**Directions:**
Exact duplicates of all entries are needed.
Top of Data for review
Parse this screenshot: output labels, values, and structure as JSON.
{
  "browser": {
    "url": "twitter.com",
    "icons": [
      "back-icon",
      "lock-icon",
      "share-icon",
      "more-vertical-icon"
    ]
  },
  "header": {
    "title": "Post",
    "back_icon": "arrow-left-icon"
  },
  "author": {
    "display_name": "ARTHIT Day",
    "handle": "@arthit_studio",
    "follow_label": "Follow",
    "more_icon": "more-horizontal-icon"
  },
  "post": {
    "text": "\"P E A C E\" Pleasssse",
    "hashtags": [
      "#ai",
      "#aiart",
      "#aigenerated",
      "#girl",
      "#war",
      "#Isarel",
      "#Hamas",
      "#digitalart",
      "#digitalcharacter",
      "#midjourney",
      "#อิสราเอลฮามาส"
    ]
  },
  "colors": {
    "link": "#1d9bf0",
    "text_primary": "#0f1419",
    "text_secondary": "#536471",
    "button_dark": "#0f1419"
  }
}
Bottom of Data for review
**Answer area:**
Parse this screenshot: output labels, values, and structure as JSON.
{
  "browser": {
    "url": "twitter.com",
    "icons": [
      "back-icon",
      "lock-icon",
      "share-icon",
      "more-vertical-icon"
    ]
  },
  "header": {
    "title": "Post",
    "back_icon": "arrow-left-icon"
  },
  "author": {
    "display_name": "ARTHIT Day",
    "handle": "@arthit_studio",
    "follow_label": "Follow",
    "more_icon": "more-horizontal-icon"
  },
  "post": {
    "text": "\"P E A C E\" Pleasssse",
    "hashtags": [
      "#ai",
      "#aiart",
      "#aigenerated",
      "#girl",
      "#war",
      "#Isarel",
      "#Hamas",
      "#digitalart",
      "#digitalcharacter",
      "#midjourney",
      "#อิสราเอลฮามาส"
    ]
  },
  "colors": {
    "link": "#1d9bf0",
    "text_primary": "#0f1419",
    "text_secondary": "#536471",
    "button_dark": "#0f1419"
  }
}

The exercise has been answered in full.